#### Exercise goal:
Pick out all lines with the word "duration" from the records that follow.

[Supplied data Boundary: Start]

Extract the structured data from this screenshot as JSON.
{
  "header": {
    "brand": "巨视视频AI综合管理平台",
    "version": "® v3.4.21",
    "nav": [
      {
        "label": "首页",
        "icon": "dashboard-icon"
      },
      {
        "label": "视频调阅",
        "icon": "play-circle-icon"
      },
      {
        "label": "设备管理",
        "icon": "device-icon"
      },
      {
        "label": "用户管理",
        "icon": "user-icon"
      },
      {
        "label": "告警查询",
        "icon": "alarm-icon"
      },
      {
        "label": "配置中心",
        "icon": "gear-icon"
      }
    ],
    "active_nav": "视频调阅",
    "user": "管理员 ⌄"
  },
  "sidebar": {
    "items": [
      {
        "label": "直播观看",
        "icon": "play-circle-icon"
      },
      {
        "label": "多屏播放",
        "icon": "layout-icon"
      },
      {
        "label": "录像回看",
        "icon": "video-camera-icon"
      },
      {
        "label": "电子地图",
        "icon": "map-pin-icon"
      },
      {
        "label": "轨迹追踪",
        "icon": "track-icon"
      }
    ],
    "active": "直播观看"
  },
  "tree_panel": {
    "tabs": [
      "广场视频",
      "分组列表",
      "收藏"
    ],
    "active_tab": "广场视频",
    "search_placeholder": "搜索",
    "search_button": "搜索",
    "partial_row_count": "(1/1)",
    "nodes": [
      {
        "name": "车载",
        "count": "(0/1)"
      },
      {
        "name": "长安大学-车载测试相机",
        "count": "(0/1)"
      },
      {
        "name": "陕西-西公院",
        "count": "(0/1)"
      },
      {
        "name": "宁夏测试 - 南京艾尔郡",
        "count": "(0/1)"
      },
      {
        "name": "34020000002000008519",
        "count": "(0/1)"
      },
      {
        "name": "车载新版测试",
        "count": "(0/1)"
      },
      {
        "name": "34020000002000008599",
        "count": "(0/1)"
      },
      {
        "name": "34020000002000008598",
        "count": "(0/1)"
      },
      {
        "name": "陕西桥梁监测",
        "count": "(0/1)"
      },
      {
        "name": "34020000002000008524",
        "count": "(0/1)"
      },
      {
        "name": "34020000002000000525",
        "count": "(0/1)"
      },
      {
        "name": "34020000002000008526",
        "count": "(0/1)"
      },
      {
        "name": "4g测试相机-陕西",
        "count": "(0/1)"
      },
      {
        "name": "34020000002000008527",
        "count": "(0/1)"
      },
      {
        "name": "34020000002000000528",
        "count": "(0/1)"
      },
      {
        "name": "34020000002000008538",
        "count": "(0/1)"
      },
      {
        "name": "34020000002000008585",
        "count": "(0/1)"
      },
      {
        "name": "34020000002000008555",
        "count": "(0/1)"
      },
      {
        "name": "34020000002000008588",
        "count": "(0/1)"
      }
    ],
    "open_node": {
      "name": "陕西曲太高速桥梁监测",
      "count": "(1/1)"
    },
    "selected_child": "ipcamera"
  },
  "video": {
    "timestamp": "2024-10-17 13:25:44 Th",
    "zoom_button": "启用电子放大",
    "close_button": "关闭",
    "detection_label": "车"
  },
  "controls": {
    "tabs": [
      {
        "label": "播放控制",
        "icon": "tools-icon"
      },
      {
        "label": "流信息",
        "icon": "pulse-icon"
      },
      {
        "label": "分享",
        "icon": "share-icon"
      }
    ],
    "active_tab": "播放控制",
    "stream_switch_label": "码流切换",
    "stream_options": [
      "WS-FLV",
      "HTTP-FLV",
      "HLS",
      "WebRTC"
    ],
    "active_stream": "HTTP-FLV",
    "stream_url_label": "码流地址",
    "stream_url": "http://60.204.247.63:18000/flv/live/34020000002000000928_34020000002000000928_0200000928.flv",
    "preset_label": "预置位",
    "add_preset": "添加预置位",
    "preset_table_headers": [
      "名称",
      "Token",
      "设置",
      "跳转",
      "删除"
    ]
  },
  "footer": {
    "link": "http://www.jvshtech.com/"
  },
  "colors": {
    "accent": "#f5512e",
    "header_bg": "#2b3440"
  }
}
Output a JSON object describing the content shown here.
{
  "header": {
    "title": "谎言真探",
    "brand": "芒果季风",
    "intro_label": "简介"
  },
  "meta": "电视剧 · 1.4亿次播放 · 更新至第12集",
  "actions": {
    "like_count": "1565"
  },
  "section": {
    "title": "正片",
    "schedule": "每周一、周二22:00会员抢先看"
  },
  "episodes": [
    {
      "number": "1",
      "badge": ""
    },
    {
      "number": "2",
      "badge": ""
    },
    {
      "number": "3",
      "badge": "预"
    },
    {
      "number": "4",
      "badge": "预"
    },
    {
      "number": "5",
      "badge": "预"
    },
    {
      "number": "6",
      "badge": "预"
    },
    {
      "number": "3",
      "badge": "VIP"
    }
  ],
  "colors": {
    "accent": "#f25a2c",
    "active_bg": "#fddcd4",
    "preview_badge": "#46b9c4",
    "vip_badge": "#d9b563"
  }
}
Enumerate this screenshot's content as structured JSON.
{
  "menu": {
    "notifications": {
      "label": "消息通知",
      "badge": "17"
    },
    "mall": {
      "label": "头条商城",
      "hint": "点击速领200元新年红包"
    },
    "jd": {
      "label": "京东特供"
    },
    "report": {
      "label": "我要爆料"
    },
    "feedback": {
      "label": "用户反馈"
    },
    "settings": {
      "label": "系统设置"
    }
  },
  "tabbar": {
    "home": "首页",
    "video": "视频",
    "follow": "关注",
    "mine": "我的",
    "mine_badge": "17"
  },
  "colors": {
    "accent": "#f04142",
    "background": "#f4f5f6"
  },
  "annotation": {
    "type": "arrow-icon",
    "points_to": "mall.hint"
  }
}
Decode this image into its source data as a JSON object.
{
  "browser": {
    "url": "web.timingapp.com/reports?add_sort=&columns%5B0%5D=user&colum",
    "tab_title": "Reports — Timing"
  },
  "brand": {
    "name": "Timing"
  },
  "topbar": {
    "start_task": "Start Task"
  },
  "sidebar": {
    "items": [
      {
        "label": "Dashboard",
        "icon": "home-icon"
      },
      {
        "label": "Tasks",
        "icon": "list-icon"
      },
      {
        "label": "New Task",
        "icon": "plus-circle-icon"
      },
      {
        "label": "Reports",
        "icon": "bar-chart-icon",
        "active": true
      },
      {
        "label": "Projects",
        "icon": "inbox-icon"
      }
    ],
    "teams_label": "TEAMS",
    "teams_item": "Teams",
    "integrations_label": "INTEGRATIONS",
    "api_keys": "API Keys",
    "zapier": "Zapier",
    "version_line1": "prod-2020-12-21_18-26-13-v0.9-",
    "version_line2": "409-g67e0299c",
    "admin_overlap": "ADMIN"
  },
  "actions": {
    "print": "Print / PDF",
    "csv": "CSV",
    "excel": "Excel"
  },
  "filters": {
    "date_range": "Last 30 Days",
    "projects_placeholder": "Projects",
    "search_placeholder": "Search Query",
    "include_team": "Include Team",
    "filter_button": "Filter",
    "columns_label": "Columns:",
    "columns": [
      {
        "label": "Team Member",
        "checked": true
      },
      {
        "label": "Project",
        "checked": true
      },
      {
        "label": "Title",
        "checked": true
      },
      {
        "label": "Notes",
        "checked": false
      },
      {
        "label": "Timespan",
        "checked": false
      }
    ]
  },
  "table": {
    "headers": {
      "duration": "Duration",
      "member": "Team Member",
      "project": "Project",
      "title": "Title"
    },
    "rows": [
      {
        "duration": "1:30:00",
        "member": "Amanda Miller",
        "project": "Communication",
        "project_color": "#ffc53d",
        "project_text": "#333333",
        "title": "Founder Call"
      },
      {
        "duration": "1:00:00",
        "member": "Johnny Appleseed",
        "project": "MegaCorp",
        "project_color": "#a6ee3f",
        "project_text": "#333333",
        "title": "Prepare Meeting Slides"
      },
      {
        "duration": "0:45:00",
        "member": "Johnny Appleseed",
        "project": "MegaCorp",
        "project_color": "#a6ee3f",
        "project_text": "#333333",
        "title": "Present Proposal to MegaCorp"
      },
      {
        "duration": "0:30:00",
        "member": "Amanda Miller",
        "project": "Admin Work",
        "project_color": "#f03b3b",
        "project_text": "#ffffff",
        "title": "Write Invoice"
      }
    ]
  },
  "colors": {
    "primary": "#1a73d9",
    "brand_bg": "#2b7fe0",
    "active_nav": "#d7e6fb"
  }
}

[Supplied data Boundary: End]

#### Task solution:
      "duration": "Duration",
        "duration": "1:30:00",
        "duration": "1:00:00",
        "duration": "0:45:00",
        "duration": "0:30:00",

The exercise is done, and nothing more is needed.